Legendary | Worth driving from anywhere
Furn Saj Bakery
Review by: Maggie Rosenberg & Trevor Hagstrom
Furn Saj prepares such familiar middle east specialties as falafel and shawarma, but its main attraction is a full menu of Lebanese baked goods. The chef is classically trained, and his food reflects a level of precision that you wouldn’t expect from a modest place in a strip mall.
Saj is a traditional flat bread popular across the levant. It’s like round lavash. The dough is stretched so thin you can see through it and then cooked on a hot iron dome. Traditionally the bread is transported from the baker to the untouchable grill via large cushions. The saj here isn’t domed, but flat, so the pillows aren’t necessary. The saj comes folded like a quesadilla with a choice of salty fillings: labneh (super thick yogurt), za’atar, crumbly cheese, or any combination of them. We recommend za’atar; its blend of thyme, sumac and sesame is intensely herbal, and sharply lemony.

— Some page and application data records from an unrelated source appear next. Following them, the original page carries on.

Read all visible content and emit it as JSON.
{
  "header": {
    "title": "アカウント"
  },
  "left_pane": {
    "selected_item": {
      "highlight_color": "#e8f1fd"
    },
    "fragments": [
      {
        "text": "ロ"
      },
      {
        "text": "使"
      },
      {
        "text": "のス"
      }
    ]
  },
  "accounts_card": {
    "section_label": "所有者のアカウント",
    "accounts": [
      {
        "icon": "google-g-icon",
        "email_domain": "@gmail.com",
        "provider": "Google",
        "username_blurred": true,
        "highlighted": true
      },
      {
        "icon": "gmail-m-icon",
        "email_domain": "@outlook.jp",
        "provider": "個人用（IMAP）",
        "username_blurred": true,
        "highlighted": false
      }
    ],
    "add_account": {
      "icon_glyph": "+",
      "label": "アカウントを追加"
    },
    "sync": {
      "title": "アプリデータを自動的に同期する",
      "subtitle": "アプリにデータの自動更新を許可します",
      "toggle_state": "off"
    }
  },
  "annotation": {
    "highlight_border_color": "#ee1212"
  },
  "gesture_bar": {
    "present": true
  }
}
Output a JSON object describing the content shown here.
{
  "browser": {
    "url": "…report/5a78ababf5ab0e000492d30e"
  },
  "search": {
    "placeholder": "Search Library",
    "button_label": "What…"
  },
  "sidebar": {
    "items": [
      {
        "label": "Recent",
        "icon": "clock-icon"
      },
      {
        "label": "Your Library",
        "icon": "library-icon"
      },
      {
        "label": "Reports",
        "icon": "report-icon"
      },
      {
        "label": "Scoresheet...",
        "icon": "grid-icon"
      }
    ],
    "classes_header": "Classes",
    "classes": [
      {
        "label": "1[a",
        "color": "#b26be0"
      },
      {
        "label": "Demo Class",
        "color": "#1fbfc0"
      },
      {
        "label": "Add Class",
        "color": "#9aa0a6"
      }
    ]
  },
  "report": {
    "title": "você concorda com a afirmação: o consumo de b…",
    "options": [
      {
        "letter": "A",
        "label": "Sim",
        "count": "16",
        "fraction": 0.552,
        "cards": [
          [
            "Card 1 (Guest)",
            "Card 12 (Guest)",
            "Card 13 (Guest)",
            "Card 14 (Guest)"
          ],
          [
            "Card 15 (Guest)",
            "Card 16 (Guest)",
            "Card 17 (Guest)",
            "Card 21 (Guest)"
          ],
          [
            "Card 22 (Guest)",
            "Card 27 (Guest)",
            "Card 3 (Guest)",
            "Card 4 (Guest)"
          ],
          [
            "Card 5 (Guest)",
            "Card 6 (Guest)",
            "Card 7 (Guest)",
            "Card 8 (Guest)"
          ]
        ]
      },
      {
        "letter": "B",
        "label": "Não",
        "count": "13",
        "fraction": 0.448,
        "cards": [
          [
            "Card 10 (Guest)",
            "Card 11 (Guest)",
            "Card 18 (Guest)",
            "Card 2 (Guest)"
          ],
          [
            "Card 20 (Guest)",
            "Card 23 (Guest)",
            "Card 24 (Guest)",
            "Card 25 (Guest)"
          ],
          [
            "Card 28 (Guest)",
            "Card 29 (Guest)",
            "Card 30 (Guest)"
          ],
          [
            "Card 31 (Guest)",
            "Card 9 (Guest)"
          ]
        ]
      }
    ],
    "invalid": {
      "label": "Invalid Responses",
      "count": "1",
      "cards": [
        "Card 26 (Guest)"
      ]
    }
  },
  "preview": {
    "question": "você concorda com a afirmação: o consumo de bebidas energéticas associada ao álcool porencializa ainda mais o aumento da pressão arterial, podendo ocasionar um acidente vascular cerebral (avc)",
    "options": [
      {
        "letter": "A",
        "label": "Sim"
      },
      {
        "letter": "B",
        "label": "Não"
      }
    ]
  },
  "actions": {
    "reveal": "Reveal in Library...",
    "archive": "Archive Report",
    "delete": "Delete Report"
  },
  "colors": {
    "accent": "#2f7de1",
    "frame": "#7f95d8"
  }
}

The gas-powered fire oven is busy browning all sorts of flatbread variations. Aside from the saj, there are stuffed pies, pizzas, adjarski (boat shaped pizzas also known as “pide”), and lamachuns. The bite-sized bakes at the counter make good road snacks. The spinach ones are particularly robust, intensely seasoned with lemon and black pepper.
The best dish at Furn Saj is Cheese Saroukh. These are doughy calzones stuffed with a blend of cheeses, onions and herbs. The falafel is pretty good. They’re the leavened sort, made lighter and airy from the addition of baking powder. They are shaped like Hostess doughnuts. The plate comes with bright red pickled turnips, pickled peppers, salad, tahini and hummus. The hummus is quite good, ultra creamy with clear bean flavors. It’s not especially garlicy or lemony, but rather well-balanced.
Shawarma wraps are a must. The meat is really expertly seasoned and allowed to fully char before it’s shaved. It has a BBQ-like bark. Under the large spits of chicken and beef they have quartered tomatoes basting in the shawarma drippings. These well seasoned, half roasted beauties wind up in the wraps too. It is a higher vision of shawarma, and worth driving from anywhere to try. If you have no preference between beef and chicken, get a half and half. They are both excellent, and come wrapped separately so you can appreciate their distinct qualities.
There are many options for sweets. Nutella and Kinder pizzas or honey and labneh saj are eye catching. We love the homemade rice pudding — a must-eat unbaked alternative. It’s thick, rich, and heavy, almost like a risotto with a touch of rosewater and a heavy dusting of cinnamon. It might be the best rice pudding we’ve ever had.
Directions & Hours
|Meals Served||Breakfast, Lunch, Dinner, Dessert|
|Credit Cards Accepted||Yes|